### Work request
The output must be the data, printed exactly as written.

### Stored data entries
........
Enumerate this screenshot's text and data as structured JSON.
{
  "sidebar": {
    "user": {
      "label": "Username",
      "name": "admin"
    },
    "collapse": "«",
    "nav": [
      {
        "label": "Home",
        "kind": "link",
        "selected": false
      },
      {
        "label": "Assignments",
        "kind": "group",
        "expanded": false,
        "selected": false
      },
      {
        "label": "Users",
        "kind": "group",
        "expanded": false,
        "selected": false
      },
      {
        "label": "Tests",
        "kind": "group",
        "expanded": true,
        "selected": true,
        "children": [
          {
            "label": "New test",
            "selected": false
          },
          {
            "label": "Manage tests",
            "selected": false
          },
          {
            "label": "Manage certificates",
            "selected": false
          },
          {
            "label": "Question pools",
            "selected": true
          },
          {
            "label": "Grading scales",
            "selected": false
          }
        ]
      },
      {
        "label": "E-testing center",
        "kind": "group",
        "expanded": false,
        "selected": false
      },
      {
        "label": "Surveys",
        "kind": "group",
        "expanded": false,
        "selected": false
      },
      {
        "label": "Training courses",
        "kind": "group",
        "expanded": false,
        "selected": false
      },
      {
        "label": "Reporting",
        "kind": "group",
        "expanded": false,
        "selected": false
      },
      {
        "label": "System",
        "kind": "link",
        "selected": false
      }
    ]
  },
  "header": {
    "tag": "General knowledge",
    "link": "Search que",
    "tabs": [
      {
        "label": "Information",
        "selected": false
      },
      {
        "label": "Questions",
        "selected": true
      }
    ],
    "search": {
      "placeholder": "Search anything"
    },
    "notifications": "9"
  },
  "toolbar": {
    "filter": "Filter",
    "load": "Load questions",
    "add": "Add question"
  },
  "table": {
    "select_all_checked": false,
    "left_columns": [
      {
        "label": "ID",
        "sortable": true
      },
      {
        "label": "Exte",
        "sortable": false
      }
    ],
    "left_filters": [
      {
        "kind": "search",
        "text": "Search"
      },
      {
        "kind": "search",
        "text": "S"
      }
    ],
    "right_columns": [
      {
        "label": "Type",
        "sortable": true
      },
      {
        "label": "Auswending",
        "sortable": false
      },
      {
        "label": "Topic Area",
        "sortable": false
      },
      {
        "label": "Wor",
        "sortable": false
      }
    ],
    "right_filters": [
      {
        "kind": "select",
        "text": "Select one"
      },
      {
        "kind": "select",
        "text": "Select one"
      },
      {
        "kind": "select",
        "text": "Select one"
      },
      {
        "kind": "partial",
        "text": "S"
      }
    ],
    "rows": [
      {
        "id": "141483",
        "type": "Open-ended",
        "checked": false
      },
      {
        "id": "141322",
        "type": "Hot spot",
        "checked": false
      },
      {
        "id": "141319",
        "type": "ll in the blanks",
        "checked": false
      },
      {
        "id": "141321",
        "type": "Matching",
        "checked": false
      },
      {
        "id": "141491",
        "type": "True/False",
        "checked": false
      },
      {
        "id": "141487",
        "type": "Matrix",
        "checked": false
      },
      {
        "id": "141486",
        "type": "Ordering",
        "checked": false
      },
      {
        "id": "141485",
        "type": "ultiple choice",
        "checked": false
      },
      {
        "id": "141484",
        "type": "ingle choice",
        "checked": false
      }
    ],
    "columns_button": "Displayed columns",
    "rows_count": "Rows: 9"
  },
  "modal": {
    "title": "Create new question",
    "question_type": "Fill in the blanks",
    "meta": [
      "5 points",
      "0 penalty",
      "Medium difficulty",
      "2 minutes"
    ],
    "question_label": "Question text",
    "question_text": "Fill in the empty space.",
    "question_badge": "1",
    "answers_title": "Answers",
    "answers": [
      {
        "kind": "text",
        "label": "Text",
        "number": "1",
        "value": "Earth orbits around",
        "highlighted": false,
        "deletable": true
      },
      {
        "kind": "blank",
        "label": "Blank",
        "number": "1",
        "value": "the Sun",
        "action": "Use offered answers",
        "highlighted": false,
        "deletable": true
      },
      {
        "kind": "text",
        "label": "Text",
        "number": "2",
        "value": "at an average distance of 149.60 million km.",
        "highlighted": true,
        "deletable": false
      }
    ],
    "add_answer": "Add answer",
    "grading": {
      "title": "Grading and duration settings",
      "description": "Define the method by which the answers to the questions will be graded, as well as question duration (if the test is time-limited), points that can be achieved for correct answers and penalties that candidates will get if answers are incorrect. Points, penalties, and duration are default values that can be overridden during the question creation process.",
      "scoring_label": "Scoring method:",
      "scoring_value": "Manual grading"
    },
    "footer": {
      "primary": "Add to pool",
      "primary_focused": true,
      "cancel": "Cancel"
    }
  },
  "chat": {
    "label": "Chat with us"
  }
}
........
### Result of the task
Enumerate this screenshot's text and data as structured JSON.
{
  "sidebar": {
    "user": {
      "label": "Username",
      "name": "admin"
    },
    "collapse": "«",
    "nav": [
      {
        "label": "Home",
        "kind": "link",
        "selected": false
      },
      {
        "label": "Assignments",
        "kind": "group",
        "expanded": false,
        "selected": false
      },
      {
        "label": "Users",
        "kind": "group",
        "expanded": false,
        "selected": false
      },
      {
        "label": "Tests",
        "kind": "group",
        "expanded": true,
        "selected": true,
        "children": [
          {
            "label": "New test",
            "selected": false
          },
          {
            "label": "Manage tests",
            "selected": false
          },
          {
            "label": "Manage certificates",
            "selected": false
          },
          {
            "label": "Question pools",
            "selected": true
          },
          {
            "label": "Grading scales",
            "selected": false
          }
        ]
      },
      {
        "label": "E-testing center",
        "kind": "group",
        "expanded": false,
        "selected": false
      },
      {
        "label": "Surveys",
        "kind": "group",
        "expanded": false,
        "selected": false
      },
      {
        "label": "Training courses",
        "kind": "group",
        "expanded": false,
        "selected": false
      },
      {
        "label": "Reporting",
        "kind": "group",
        "expanded": false,
        "selected": false
      },
      {
        "label": "System",
        "kind": "link",
        "selected": false
      }
    ]
  },
  "header": {
    "tag": "General knowledge",
    "link": "Search que",
    "tabs": [
      {
        "label": "Information",
        "selected": false
      },
      {
        "label": "Questions",
        "selected": true
      }
    ],
    "search": {
      "placeholder": "Search anything"
    },
    "notifications": "9"
  },
  "toolbar": {
    "filter": "Filter",
    "load": "Load questions",
    "add": "Add question"
  },
  "table": {
    "select_all_checked": false,
    "left_columns": [
      {
        "label": "ID",
        "sortable": true
      },
      {
        "label": "Exte",
        "sortable": false
      }
    ],
    "left_filters": [
      {
        "kind": "search",
        "text": "Search"
      },
      {
        "kind": "search",
        "text": "S"
      }
    ],
    "right_columns": [
      {
        "label": "Type",
        "sortable": true
      },
      {
        "label": "Auswending",
        "sortable": false
      },
      {
        "label": "Topic Area",
        "sortable": false
      },
      {
        "label": "Wor",
        "sortable": false
      }
    ],
    "right_filters": [
      {
        "kind": "select",
        "text": "Select one"
      },
      {
        "kind": "select",
        "text": "Select one"
      },
      {
        "kind": "select",
        "text": "Select one"
      },
      {
        "kind": "partial",
        "text": "S"
      }
    ],
    "rows": [
      {
        "id": "141483",
        "type": "Open-ended",
        "checked": false
      },
      {
        "id": "141322",
        "type": "Hot spot",
        "checked": false
      },
      {
        "id": "141319",
        "type": "ll in the blanks",
        "checked": false
      },
      {
        "id": "141321",
        "type": "Matching",
        "checked": false
      },
      {
        "id": "141491",
        "type": "True/False",
        "checked": false
      },
      {
        "id": "141487",
        "type": "Matrix",
        "checked": false
      },
      {
        "id": "141486",
        "type": "Ordering",
        "checked": false
      },
      {
        "id": "141485",
        "type": "ultiple choice",
        "checked": false
      },
      {
        "id": "141484",
        "type": "ingle choice",
        "checked": false
      }
    ],
    "columns_button": "Displayed columns",
    "rows_count": "Rows: 9"
  },
  "modal": {
    "title": "Create new question",
    "question_type": "Fill in the blanks",
    "meta": [
      "5 points",
      "0 penalty",
      "Medium difficulty",
      "2 minutes"
    ],
    "question_label": "Question text",
    "question_text": "Fill in the empty space.",
    "question_badge": "1",
    "answers_title": "Answers",
    "answers": [
      {
        "kind": "text",
        "label": "Text",
        "number": "1",
        "value": "Earth orbits around",
        "highlighted": false,
        "deletable": true
      },
      {
        "kind": "blank",
        "label": "Blank",
        "number": "1",
        "value": "the Sun",
        "action": "Use offered answers",
        "highlighted": false,
        "deletable": true
      },
      {
        "kind": "text",
        "label": "Text",
        "number": "2",
        "value": "at an average distance of 149.60 million km.",
        "highlighted": true,
        "deletable": false
      }
    ],
    "add_answer": "Add answer",
    "grading": {
      "title": "Grading and duration settings",
      "description": "Define the method by which the answers to the questions will be graded, as well as question duration (if the test is time-limited), points that can be achieved for correct answers and penalties that candidates will get if answers are incorrect. Points, penalties, and duration are default values that can be overridden during the question creation process.",
      "scoring_label": "Scoring method:",
      "scoring_value": "Manual grading"
    },
    "footer": {
      "primary": "Add to pool",
      "primary_focused": true,
      "cancel": "Cancel"
    }
  },
  "chat": {
    "label": "Chat with us"
  }
}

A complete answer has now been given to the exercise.